On November 6, after spending $46 million burying California's voters under an avalanche of deception, Monsanto and their buddies in the pesticide and junk food business declared victory. They had defeated the "right to know", and successfully protected their "right" to keep you in the dark about whether your food is genetically engineered.
Jennifer Hatcher, senior vice president of government and public affairs for the anti-labeling Food Marketing Institute, breathed a sigh of relief after Prop 37 narrowly lost, saying: "This gives us hope that you can... defeat a ballot initiative and go directly to the voters." But she also expressed concern: "We hope we don't have too many of them, because you can't keep doing that over and over again."
If Ms. Hatcher wants to keep labeling suppressed, it looks like she may be in for a rough couple of years. Because what Monsanto and its allies hadn't counted on was that despite all their lies and deception, it's actually pretty hard to convince people that they shouldn't be allowed to know what they're eating. And although $46 million managed to put out one fire, it seems to have started about 30 new ones.
Indeed, efforts are already underway to put a similar initiative on the ballot in Washington for the 2013 election (where San Juan County voters chose on November 6 to make growing GMOs illegal in their county). And organizers in 30 other states have also begun building labeling campaigns, under the banner of the Coalition of States for Mandatory GMO labeling.
With 93 percent of the American public supporting the right to know, it looks like it's going to take a lot more than a one deceptive, high-budget ad campaign to keep those pesky labels at bay.
The War Continues
Many people are choosing to boycott companies that continue to use GMOs and that oppose labeling. Kellogg's has been a particularly visible target, since the company strives for a healthy image, and yet contributed $632,000 to the fight against Prop 37. For several months, the company's Facebook page has become something of a marketing embarrassment. It's plastered with comments by angry consumers calling the company out for fighting GMO labeling, and threatening a boycott until the company changes its ways.
Other consumers are choosing to buy products from companies that are going GMO-free. In fact, consumer demand for non-GMO products is rising fast. The non-profit Non-GMO Project, which offers a third party certification program, has now verified 764 products, and had a record-shattering 189 new enrollment inquiries in October.
More and more people are becoming alarmed about the widespread prevalence of GMOs in the food supply, and are taking steps to steer clear. This could create a tremendous market opportunity for companies that seize the day and get certified. Even shoppers who aren't terribly concerned about GMOs may be developing more trust in the products that carry the "Non-GMO Project" certification.
For consumers who want to know what is and is not GMO-free, the Food Revolution Network has compiled a collection of resources that includes the non-GMO shopping guide, and the free iPhone and Android app from True Food Network. A list of which foods are likely to contain GMOs is posted by Institute for Responsible Technology here.
A team of organizations, led by Care2 and the Food Revolution Network, have launched a petition demanding that Congress label GMOs that has already generated nearly 50,000 signatures.
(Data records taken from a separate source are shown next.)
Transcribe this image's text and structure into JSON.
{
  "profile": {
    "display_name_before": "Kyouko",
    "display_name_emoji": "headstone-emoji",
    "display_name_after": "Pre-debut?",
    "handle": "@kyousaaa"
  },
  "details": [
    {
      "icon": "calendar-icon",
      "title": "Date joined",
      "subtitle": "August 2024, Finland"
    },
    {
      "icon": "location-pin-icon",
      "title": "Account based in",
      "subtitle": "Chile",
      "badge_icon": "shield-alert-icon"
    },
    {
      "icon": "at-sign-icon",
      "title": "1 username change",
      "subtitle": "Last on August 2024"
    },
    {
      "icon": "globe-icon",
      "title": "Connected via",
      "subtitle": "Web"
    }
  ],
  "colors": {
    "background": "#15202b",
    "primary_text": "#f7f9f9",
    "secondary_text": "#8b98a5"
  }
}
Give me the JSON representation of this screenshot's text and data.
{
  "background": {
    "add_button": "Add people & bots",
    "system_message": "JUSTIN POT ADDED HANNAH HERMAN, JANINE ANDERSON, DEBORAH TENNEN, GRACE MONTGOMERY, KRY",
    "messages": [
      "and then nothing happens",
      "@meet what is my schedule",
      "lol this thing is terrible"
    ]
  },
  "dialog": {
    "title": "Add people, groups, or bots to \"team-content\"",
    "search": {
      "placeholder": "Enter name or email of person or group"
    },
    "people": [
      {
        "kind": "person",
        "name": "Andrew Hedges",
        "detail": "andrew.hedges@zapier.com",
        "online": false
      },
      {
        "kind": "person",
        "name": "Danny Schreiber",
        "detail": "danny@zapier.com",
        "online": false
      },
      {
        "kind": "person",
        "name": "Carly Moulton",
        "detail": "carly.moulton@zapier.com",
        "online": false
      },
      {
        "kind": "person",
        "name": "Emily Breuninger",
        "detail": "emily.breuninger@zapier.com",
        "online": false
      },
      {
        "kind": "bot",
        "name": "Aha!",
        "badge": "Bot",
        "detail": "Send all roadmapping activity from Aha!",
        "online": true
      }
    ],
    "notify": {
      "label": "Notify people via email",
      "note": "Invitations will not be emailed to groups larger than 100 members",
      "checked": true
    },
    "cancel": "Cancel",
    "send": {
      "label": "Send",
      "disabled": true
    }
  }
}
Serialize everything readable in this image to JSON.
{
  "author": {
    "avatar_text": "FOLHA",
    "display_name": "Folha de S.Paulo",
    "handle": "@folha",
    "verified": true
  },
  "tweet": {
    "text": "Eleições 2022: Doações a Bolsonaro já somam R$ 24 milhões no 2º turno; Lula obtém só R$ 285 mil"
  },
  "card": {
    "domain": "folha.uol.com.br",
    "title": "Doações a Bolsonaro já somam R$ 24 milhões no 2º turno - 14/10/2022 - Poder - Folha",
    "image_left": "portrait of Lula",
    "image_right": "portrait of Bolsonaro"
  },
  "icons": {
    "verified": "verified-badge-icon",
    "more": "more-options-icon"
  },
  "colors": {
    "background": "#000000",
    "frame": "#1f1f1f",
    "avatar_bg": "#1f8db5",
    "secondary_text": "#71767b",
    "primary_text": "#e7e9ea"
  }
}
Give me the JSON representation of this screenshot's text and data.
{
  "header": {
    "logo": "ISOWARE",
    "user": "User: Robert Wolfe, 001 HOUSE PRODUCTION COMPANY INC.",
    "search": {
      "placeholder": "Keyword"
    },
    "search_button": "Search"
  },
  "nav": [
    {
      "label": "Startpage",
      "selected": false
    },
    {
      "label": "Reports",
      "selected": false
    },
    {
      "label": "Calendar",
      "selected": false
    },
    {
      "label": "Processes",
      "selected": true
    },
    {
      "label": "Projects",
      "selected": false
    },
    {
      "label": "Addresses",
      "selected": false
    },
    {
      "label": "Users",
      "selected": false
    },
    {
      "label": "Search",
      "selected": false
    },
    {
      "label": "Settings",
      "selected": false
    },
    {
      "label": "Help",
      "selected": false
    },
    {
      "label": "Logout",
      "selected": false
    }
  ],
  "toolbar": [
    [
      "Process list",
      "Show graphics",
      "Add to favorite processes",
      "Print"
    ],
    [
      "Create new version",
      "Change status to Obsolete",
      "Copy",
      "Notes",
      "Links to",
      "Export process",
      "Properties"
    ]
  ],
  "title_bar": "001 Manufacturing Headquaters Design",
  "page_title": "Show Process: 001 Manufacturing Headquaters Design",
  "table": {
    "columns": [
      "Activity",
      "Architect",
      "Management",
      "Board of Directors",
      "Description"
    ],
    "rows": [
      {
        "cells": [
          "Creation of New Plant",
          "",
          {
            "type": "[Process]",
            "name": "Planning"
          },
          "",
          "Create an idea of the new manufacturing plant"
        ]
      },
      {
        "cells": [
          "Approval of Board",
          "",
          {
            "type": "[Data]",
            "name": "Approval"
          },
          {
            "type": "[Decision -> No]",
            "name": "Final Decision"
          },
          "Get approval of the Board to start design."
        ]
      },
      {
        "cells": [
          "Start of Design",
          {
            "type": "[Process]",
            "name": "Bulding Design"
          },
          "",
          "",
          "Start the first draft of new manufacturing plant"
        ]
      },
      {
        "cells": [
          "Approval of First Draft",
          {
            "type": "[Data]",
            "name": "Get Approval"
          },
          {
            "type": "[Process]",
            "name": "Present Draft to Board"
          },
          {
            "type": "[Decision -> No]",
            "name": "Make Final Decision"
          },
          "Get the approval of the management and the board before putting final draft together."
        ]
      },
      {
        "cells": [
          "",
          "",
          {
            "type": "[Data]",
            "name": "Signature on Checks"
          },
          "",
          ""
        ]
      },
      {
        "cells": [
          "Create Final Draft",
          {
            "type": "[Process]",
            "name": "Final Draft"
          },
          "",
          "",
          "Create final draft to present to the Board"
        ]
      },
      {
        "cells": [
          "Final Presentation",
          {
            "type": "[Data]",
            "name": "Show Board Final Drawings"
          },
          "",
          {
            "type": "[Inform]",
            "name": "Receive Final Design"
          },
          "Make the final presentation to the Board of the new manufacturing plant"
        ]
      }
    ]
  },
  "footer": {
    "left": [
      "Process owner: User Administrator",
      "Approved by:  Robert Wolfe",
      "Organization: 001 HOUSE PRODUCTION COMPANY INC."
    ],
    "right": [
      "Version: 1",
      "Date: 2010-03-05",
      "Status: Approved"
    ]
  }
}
And efforts of the JustLabelIt petition to the FDA, which launched a year ago and have generated more than 1.3 million signatures, are being renewed in hopes that the FDA might eventually dig itself out of Monsanto's back pocket.